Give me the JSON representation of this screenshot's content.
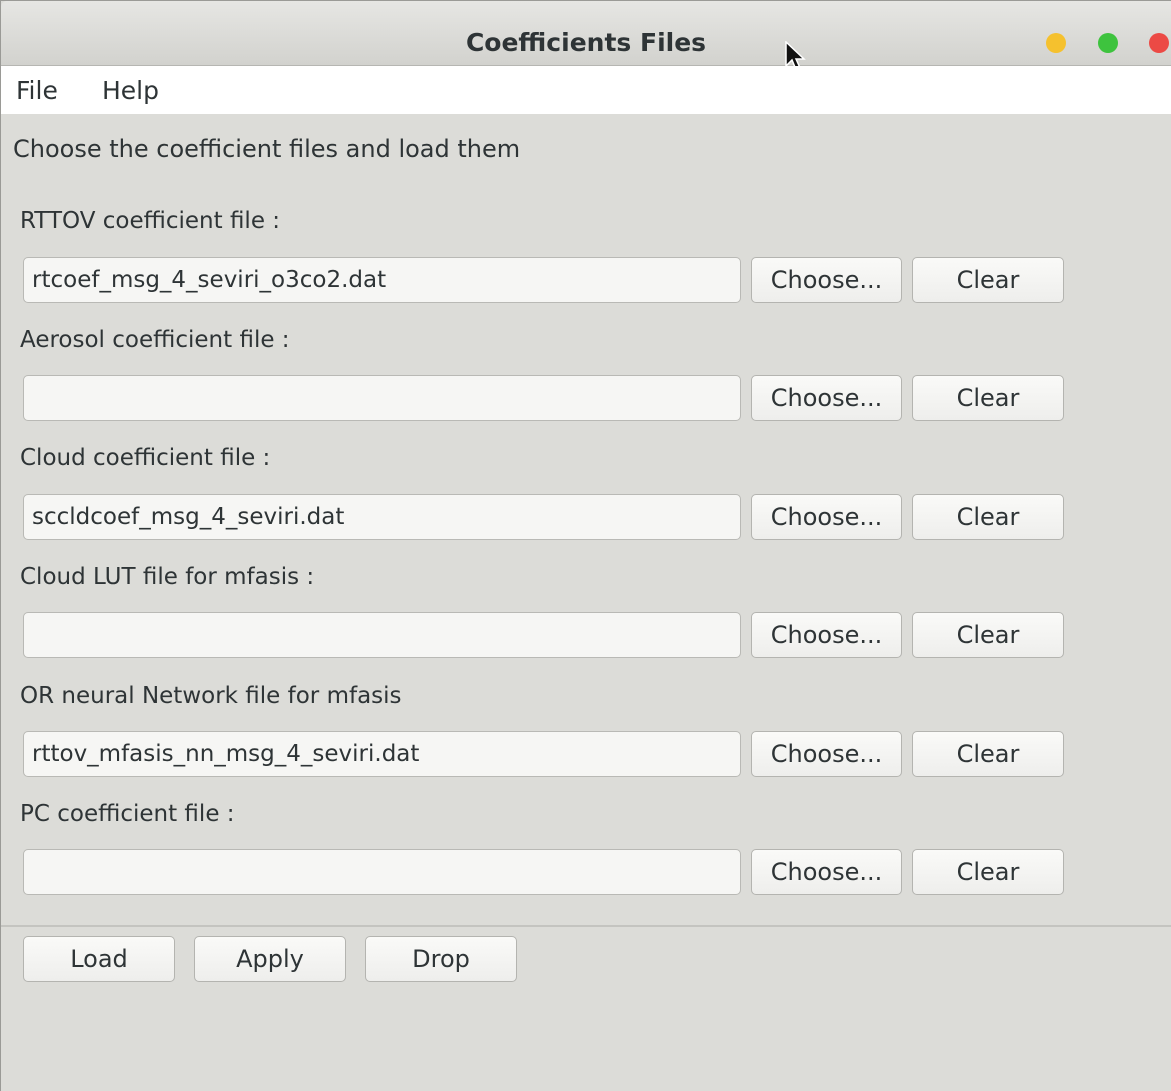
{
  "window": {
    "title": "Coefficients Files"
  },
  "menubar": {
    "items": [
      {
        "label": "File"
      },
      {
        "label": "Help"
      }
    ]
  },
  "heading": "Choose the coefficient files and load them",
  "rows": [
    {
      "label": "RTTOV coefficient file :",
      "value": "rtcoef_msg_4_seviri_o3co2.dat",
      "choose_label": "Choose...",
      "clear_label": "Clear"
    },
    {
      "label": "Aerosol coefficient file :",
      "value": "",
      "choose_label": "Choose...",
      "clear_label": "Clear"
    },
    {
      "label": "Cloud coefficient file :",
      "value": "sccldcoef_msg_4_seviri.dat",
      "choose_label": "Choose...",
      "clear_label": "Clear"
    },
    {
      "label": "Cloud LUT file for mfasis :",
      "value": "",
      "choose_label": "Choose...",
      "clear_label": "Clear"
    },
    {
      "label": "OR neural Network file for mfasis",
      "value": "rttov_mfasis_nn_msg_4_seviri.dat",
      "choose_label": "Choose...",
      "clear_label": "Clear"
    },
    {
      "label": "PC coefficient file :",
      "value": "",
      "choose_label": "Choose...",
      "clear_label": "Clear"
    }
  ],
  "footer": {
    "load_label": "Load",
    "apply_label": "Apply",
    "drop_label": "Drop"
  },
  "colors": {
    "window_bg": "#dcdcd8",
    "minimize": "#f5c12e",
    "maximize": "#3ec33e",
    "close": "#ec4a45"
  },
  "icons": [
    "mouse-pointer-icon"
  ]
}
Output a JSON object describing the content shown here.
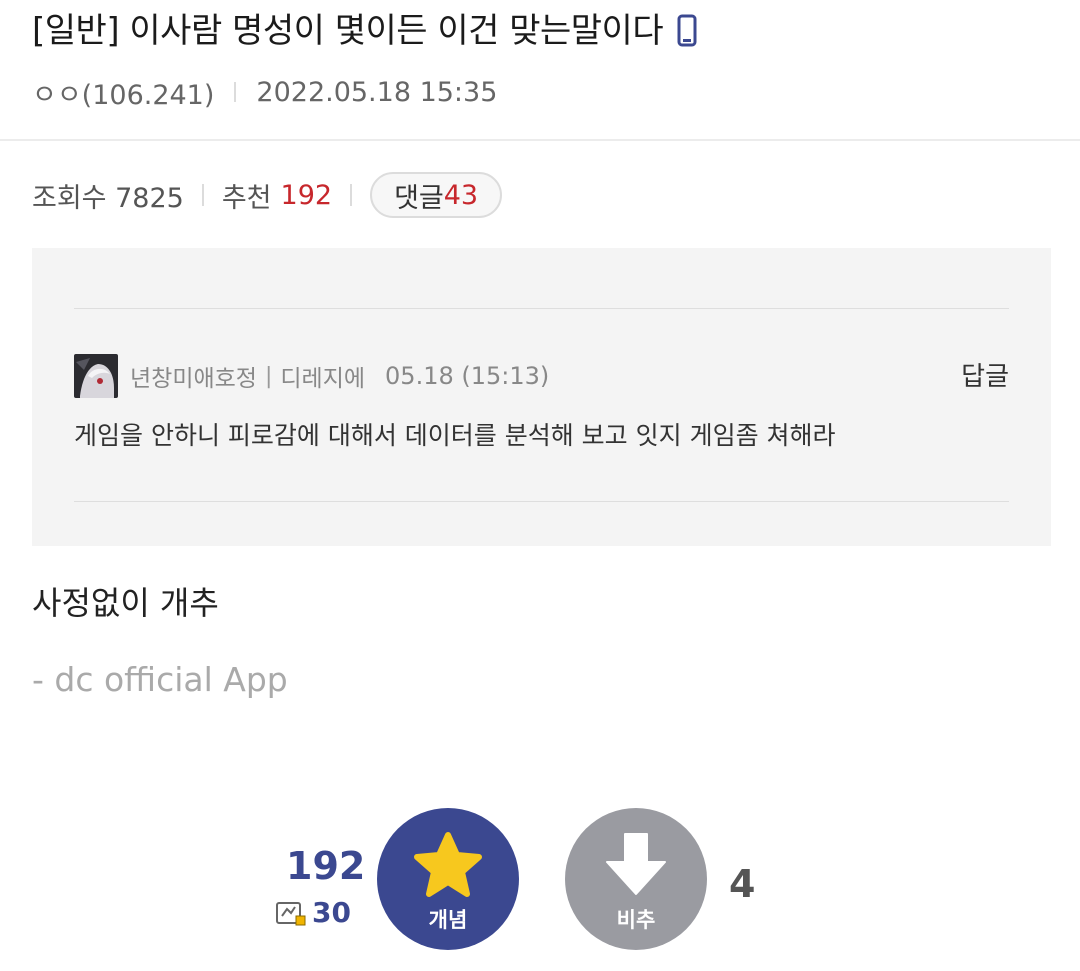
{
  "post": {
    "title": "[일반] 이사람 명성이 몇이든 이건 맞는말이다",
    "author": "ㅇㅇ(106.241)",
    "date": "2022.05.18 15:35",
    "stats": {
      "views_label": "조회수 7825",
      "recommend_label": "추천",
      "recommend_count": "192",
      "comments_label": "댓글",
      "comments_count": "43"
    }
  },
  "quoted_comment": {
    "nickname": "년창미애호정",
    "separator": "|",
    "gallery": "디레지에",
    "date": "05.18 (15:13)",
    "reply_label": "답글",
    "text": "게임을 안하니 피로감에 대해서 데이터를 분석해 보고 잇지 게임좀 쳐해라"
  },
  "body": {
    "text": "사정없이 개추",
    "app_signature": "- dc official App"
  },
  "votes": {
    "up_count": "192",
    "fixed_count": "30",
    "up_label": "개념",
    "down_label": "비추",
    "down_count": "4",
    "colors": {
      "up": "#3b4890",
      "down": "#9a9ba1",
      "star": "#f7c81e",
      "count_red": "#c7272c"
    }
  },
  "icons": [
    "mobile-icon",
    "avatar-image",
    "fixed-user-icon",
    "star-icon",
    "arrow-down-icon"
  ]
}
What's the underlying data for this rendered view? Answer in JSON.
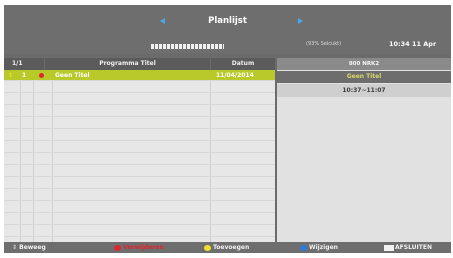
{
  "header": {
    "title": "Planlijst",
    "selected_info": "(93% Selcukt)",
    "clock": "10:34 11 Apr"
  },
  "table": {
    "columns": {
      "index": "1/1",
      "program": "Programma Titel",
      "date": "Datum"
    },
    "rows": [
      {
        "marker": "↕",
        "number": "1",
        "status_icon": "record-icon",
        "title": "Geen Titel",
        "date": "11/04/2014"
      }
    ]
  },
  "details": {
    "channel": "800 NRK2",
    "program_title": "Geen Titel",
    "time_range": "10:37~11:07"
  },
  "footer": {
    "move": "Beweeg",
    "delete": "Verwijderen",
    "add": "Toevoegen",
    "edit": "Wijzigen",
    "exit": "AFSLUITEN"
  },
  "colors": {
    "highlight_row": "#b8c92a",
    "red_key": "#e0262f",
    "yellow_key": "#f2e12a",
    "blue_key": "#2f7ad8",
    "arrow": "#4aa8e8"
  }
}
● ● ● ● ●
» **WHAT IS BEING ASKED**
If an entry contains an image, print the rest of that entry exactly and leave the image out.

» **RESULT OF THIS TASK**
Give me the JSON representation of this screenshot's content.
{
  "window": {
    "title": "Coefficients Files"
  },
  "menubar": {
    "items": [
      {
        "label": "File"
      },
      {
        "label": "Help"
      }
    ]
  },
  "heading": "Choose the coefficient files and load them",
  "rows": [
    {
      "label": "RTTOV coefficient file :",
      "value": "rtcoef_msg_4_seviri_o3co2.dat",
      "choose_label": "Choose...",
      "clear_label": "Clear"
    },
    {
      "label": "Aerosol coefficient file :",
      "value": "",
      "choose_label": "Choose...",
      "clear_label": "Clear"
    },
    {
      "label": "Cloud coefficient file :",
      "value": "sccldcoef_msg_4_seviri.dat",
      "choose_label": "Choose...",
      "clear_label": "Clear"
    },
    {
      "label": "Cloud LUT file for mfasis :",
      "value": "",
      "choose_label": "Choose...",
      "clear_label": "Clear"
    },
    {
      "label": "OR neural Network file for mfasis",
      "value": "rttov_mfasis_nn_msg_4_seviri.dat",
      "choose_label": "Choose...",
      "clear_label": "Clear"
    },
    {
      "label": "PC coefficient file :",
      "value": "",
      "choose_label": "Choose...",
      "clear_label": "Clear"
    }
  ],
  "footer": {
    "load_label": "Load",
    "apply_label": "Apply",
    "drop_label": "Drop"
  },
  "colors": {
    "window_bg": "#dcdcd8",
    "minimize": "#f5c12e",
    "maximize": "#3ec33e",
    "close": "#ec4a45"
  },
  "icons": [
    "mouse-pointer-icon"
  ]
}
Output a JSON object describing the content shown here.
{
  "post": {
    "title": "[일반] 이사람 명성이 몇이든 이건 맞는말이다",
    "author": "ㅇㅇ(106.241)",
    "date": "2022.05.18 15:35",
    "stats": {
      "views_label": "조회수 7825",
      "recommend_label": "추천",
      "recommend_count": "192",
      "comments_label": "댓글",
      "comments_count": "43"
    }
  },
  "quoted_comment": {
    "nickname": "년창미애호정",
    "separator": "|",
    "gallery": "디레지에",
    "date": "05.18 (15:13)",
    "reply_label": "답글",
    "text": "게임을 안하니 피로감에 대해서 데이터를 분석해 보고 잇지 게임좀 쳐해라"
  },
  "body": {
    "text": "사정없이 개추",
    "app_signature": "- dc official App"
  },
  "votes": {
    "up_count": "192",
    "fixed_count": "30",
    "up_label": "개념",
    "down_label": "비추",
    "down_count": "4",
    "colors": {
      "up": "#3b4890",
      "down": "#9a9ba1",
      "star": "#f7c81e",
      "count_red": "#c7272c"
    }
  },
  "icons": [
    "mobile-icon",
    "avatar-image",
    "fixed-user-icon",
    "star-icon",
    "arrow-down-icon"
  ]
}
What's the underlying data for this rendered view? Answer in JSON.
{
  "header": {
    "title": "Planlijst",
    "selected_info": "(93% Selcukt)",
    "clock": "10:34 11 Apr"
  },
  "table": {
    "columns": {
      "index": "1/1",
      "program": "Programma Titel",
      "date": "Datum"
    },
    "rows": [
      {
        "marker": "↕",
        "number": "1",
        "status_icon": "record-icon",
        "title": "Geen Titel",
        "date": "11/04/2014"
      }
    ]
  },
  "details": {
    "channel": "800 NRK2",
    "program_title": "Geen Titel",
    "time_range": "10:37~11:07"
  },
  "footer": {
    "move": "Beweeg",
    "delete": "Verwijderen",
    "add": "Toevoegen",
    "edit": "Wijzigen",
    "exit": "AFSLUITEN"
  },
  "colors": {
    "highlight_row": "#b8c92a",
    "red_key": "#e0262f",
    "yellow_key": "#f2e12a",
    "blue_key": "#2f7ad8",
    "arrow": "#4aa8e8"
  }
}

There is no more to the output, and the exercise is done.